The 2018 PhysioNet Challenge published the source-code of the algorithms its challenge entrants devised to automatically detect sleep disturbances.

The number of times someone experiences an arousal during the night by the collapse of their airways caused by obstructive sleep apnea is not difficult to measure, but what about arousals not caused by the cessation of breathing?

Apneas are arguably the best understood cause of sleep disturbances, but they are far from the only reason why someone may arouse. Arousals during the night can also be spontaneous, and these spontaneous events can be difficult to measure, potentially skewing data collected from sleep tests and limiting research. Automating the accurate detection of sleep arousals may allow larger scale studies to be performed to better determine what future health risks are correlated with arousal frequency.

“Having an algorithm that can automatically identify these arousals would be of particular interest because it would help phenotype people in terms of sleep apnea as well as other neurological disorders,” says Gari Clifford, DPhil, interim chair and associate professor in the Department of Biomedical Informatics, Emory University School of Medicine.

This is why the 20th annual 2018 PhysioNet Challenge invited scientists to try and solve the problem of automatically detecting disturbances in a patient’s sleep. Every year, PhysioNet—a research institute for complex physiological signals managed by the MIT Laboratory for Computational Physiology—brings researchers together to look at important clinical questions. The 2018 challenge, titled “You Snooze, You Win,” gave participants a collection of physiological signals recorded during sleep from subjects in labs at the Massachusetts General Hospital, including electroencephalogram, electrocardiogram, and electromyogram. The challenge entrants then developed algorithms to automatically identify arousal events.

Judges scored the scientists based on how well their algorithm’s results agreed with those of expert human annotators. Research developed by a team of scientists from the Montreal-based wearable technology company OMSignal won first prize.

The competition took place over a nine-month period, commencing in September at the Computing in Cardiology Conference, where participants gathered in the Netherlands to defend their work. The top three teams were presented cash prizes of an undisclosed amount, says Clifford, an organizer of the challenge.

The winning team constructed and trained a dense recurrent convolutional neural network to detect arousals.
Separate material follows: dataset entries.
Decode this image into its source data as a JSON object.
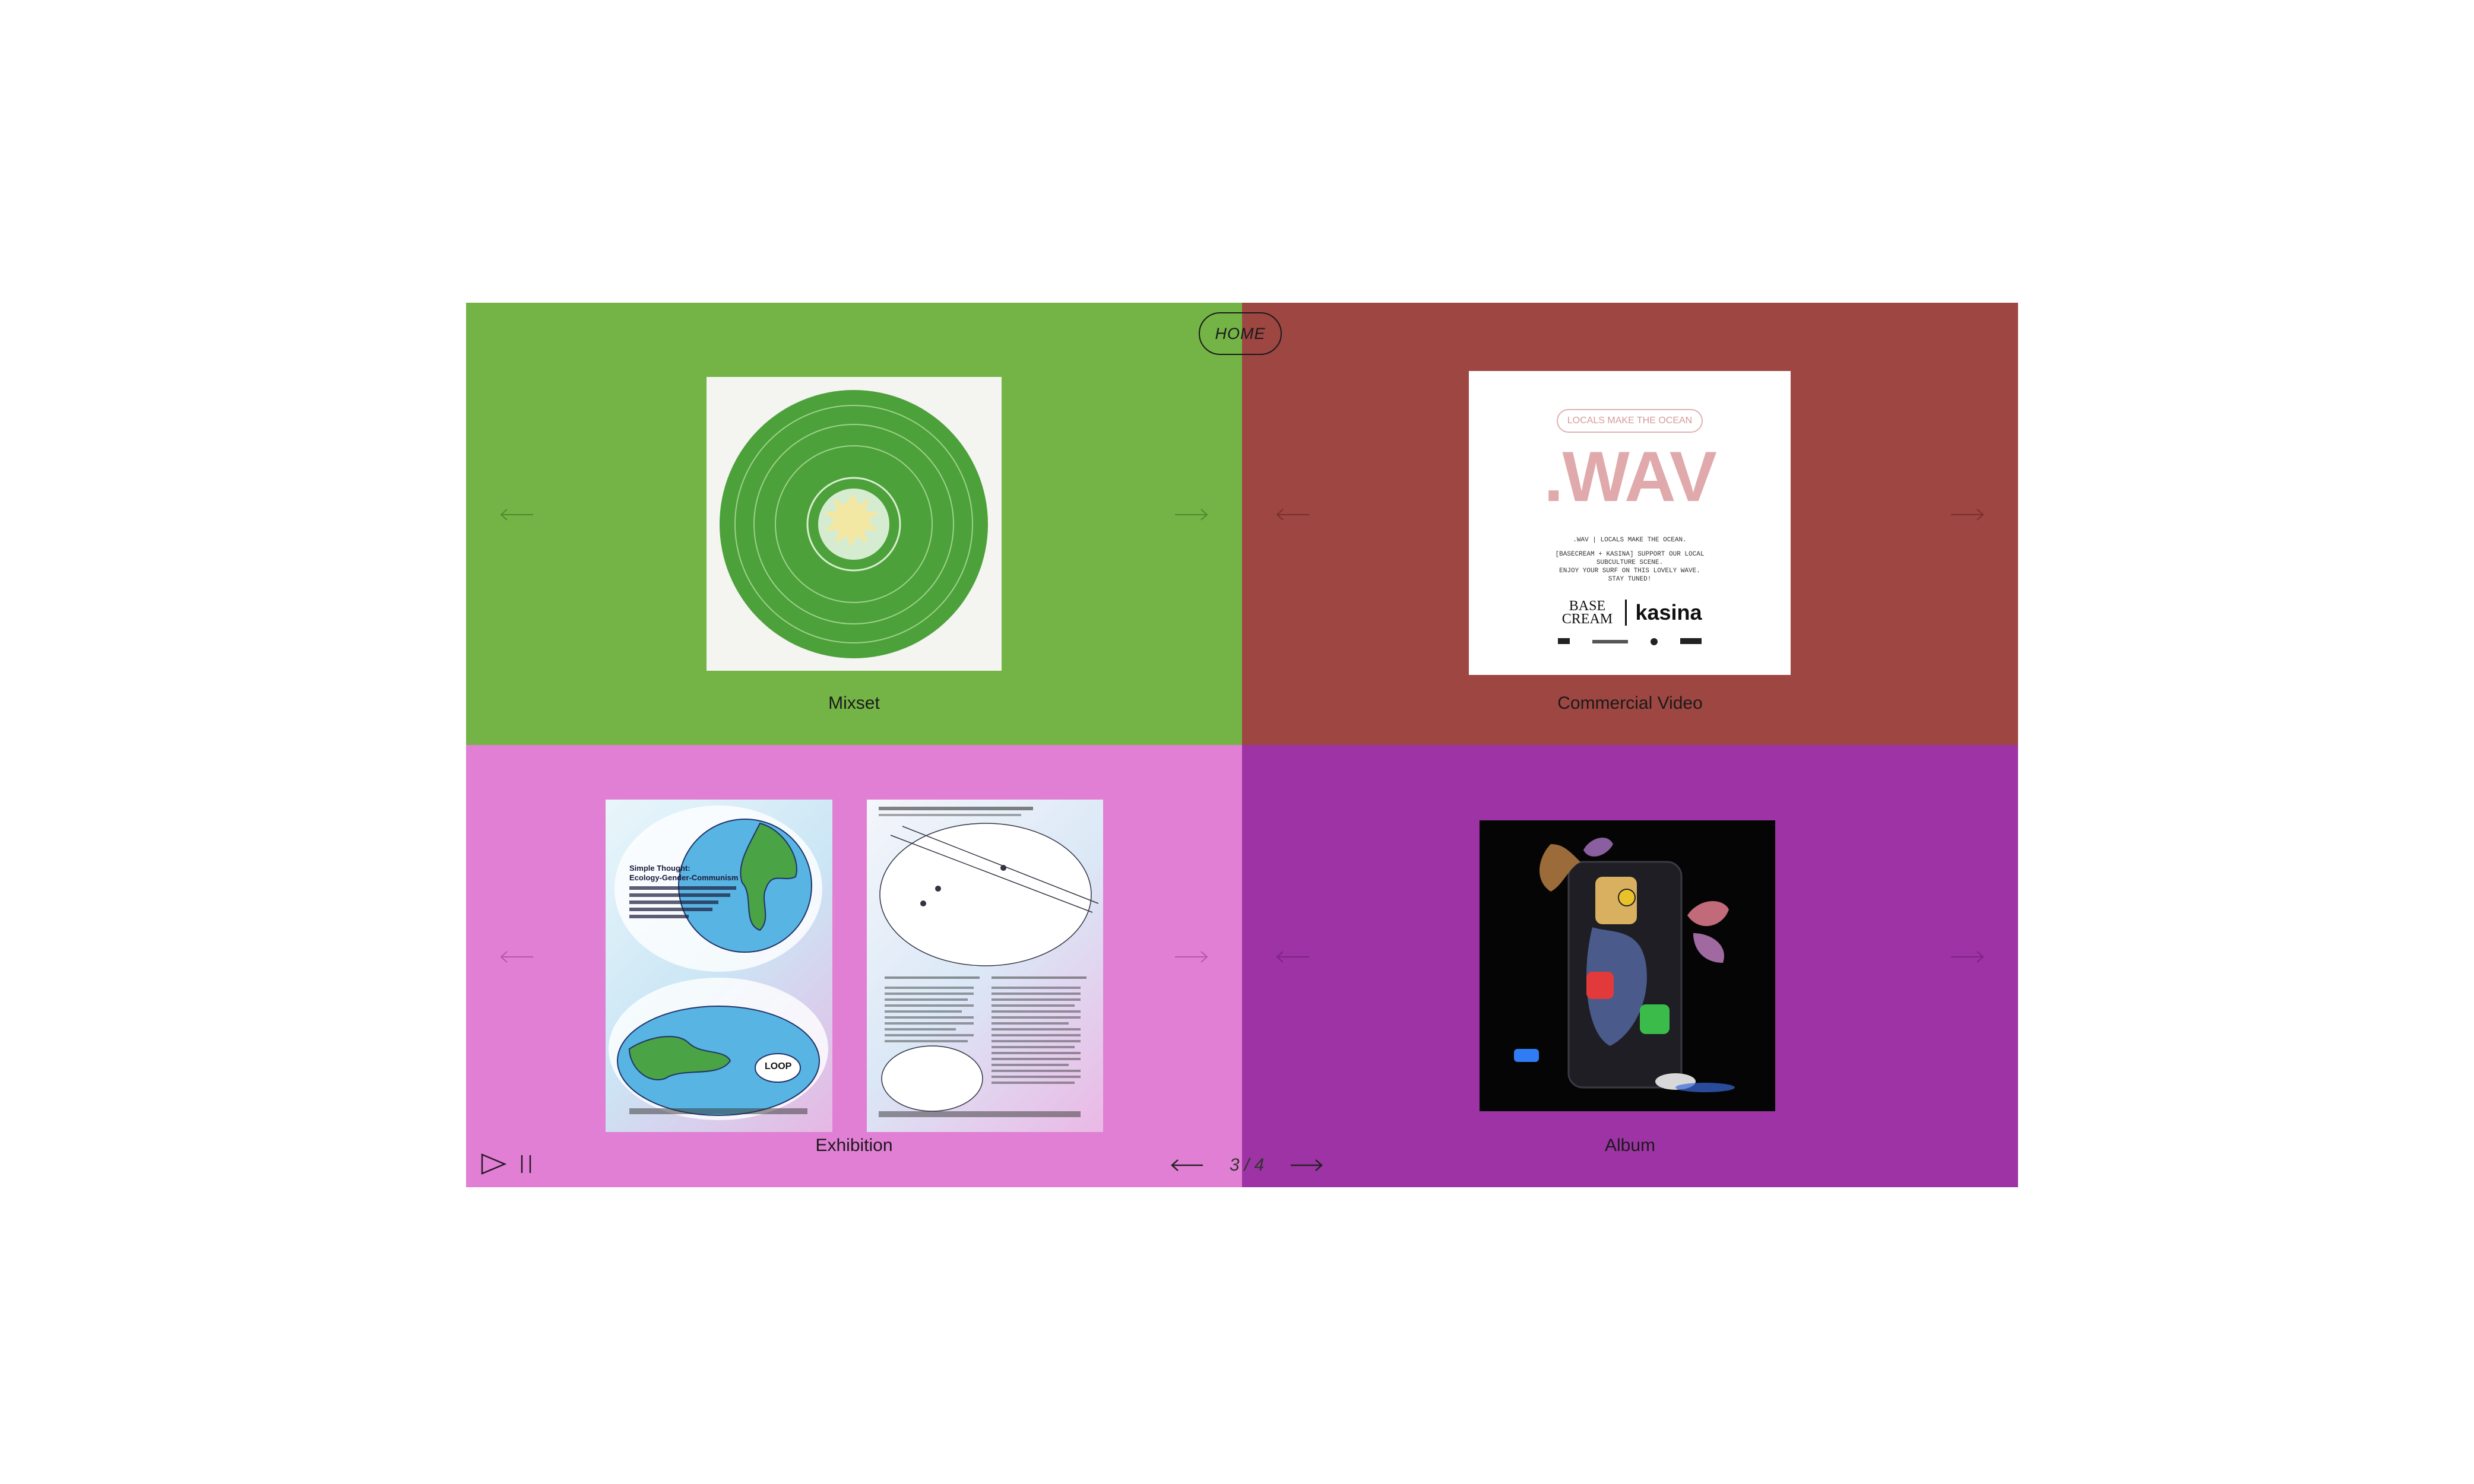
{
  "nav": {
    "home_label": "HOME"
  },
  "pager": {
    "current": 3,
    "total": 4,
    "text": "3 / 4"
  },
  "quadrants": [
    {
      "label": "Mixset",
      "color": "#74b447"
    },
    {
      "label": "Commercial Video",
      "color": "#9d4642"
    },
    {
      "label": "Exhibition",
      "color": "#e17fd4"
    },
    {
      "label": "Album",
      "color": "#9d33a4"
    }
  ],
  "wav_poster": {
    "pill": "LOCALS MAKE THE OCEAN",
    "title": ".WAV",
    "line1": ".WAV | LOCALS MAKE THE OCEAN.",
    "line2": "[BASECREAM + KASINA] SUPPORT OUR LOCAL",
    "line3": "SUBCULTURE SCENE.",
    "line4": "ENJOY YOUR SURF ON THIS LOVELY WAVE.",
    "line5": "STAY TUNED!",
    "brand1": "BASE CREAM",
    "brand2": "kasina"
  },
  "exhibition_poster": {
    "title1": "Simple Thought:",
    "title2": "Ecology-Gender-Communism",
    "loop": "LOOP"
  },
  "icons": [
    "arrow-left-icon",
    "arrow-right-icon",
    "play-icon",
    "pause-icon"
  ]
}
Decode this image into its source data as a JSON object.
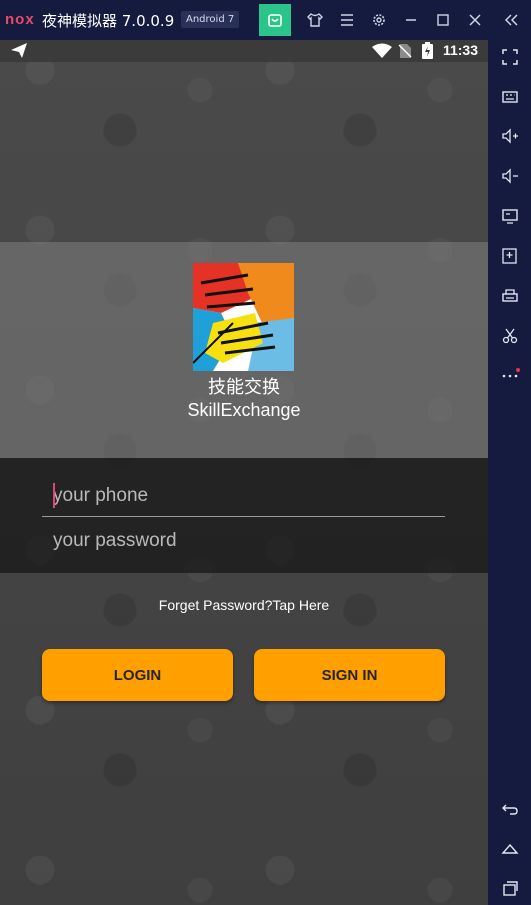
{
  "emulator": {
    "logo": "nox",
    "title": "夜神模拟器 7.0.0.9",
    "android_badge": "Android 7",
    "toolbar_icons": [
      "shop-icon",
      "shirt-icon",
      "menu-icon",
      "gear-icon",
      "minimize-icon",
      "maximize-icon",
      "close-icon",
      "collapse-icon"
    ],
    "sidebar_icons": [
      "fullscreen-icon",
      "keyboard-icon",
      "volume-up-icon",
      "volume-down-icon",
      "screen-icon",
      "apk-icon",
      "print-icon",
      "scissors-icon",
      "more-icon",
      "back-icon",
      "home-icon",
      "recent-icon"
    ],
    "accent": "#2bc48a"
  },
  "statusbar": {
    "time": "11:33"
  },
  "app": {
    "name_cn": "技能交换",
    "name_en": "SkillExchange"
  },
  "form": {
    "phone_placeholder": "your phone",
    "password_placeholder": "your password"
  },
  "forget_text": "Forget Password?Tap Here",
  "buttons": {
    "login": "LOGIN",
    "sign_in": "SIGN IN",
    "color": "#ffa000"
  }
}
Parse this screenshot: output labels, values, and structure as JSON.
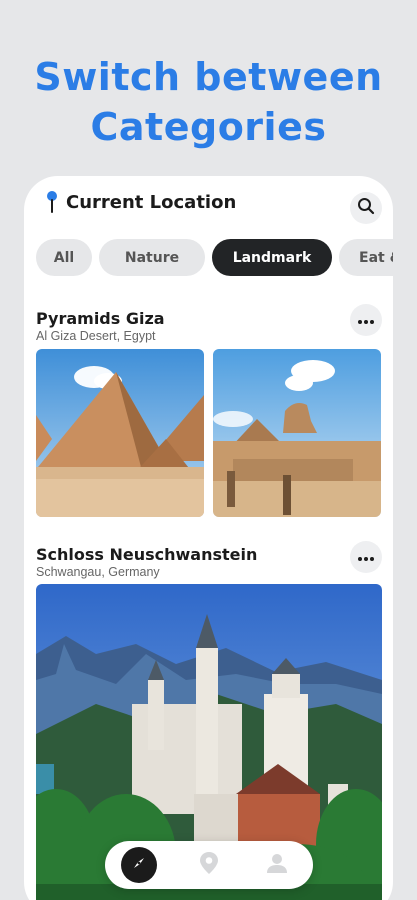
{
  "headline": {
    "line1": "Switch between",
    "line2": "Categories"
  },
  "header": {
    "title": "Current Location"
  },
  "categories": [
    {
      "label": "All"
    },
    {
      "label": "Nature"
    },
    {
      "label": "Landmark",
      "selected": true
    },
    {
      "label": "Eat & Drink"
    }
  ],
  "posts": [
    {
      "title": "Pyramids Giza",
      "location": "Al Giza Desert, Egypt"
    },
    {
      "title": "Schloss Neuschwanstein",
      "location": "Schwangau, Germany"
    }
  ],
  "icons": {
    "location": "location-pin-icon",
    "search": "search-icon",
    "more": "more-horizontal-icon",
    "nav": [
      "compass-icon",
      "map-pin-icon",
      "profile-icon"
    ]
  },
  "colors": {
    "accent": "#2b7de6",
    "chip_active": "#222426",
    "chip_inactive": "#e6e7e9"
  }
}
The network is trained to detect sleep/wake intervals as well as arousals from apneas and hypopneas, explains researchers Bahar Pourbabaee, PhD, and Matthew Howe-Patterson.

“One of the main advantages of our work, which makes it stand out from the rest, is the use of state-of-the-art deep learning structures [that]were recently proposed for highly competitive object detection benchmark tasks,” says Pourbabaee, who now works for Sportlogiq, an artificial intelligence-powered sports analytics company based in Montreal.

“It was an amazing achievement and definitely an honor for our team to win such a tough competition with a significant margin from the other participants,” she says.

Other top prize winners included scientists from Harbin Institute of Technology, The University of Manchester, and Nox Research, the research branch of the Iceland-based sleep diagnostics company Nox Medical.

The majority of the teams that entered the competition uploaded open-source code to the judges as they worked on their projects. This enabled the administrators of the competition to run the source code and verify the answers that the scientists claimed to be able to generate, says Clifford, who previously helped found the Sleep & Circadian Neuroscience Institute at the University of Oxford.

Then the code was made public and published online. Instead of having to reconstruct what the researchers did from a description in an article, other data scientists can work off of the code that has already been established, says Clifford.

“You can’t possibly describe a complex algorithm in a journal, there isn’t enough space. Things get left out. If you have source code, the source code is what it is. It predicts exactly what you claim it predicts,” says Clifford. “It’s not just a one-off competition, we want people to continue to use this benchmark data in the field.”

Lisa Spear is associate editor of Sleep Review.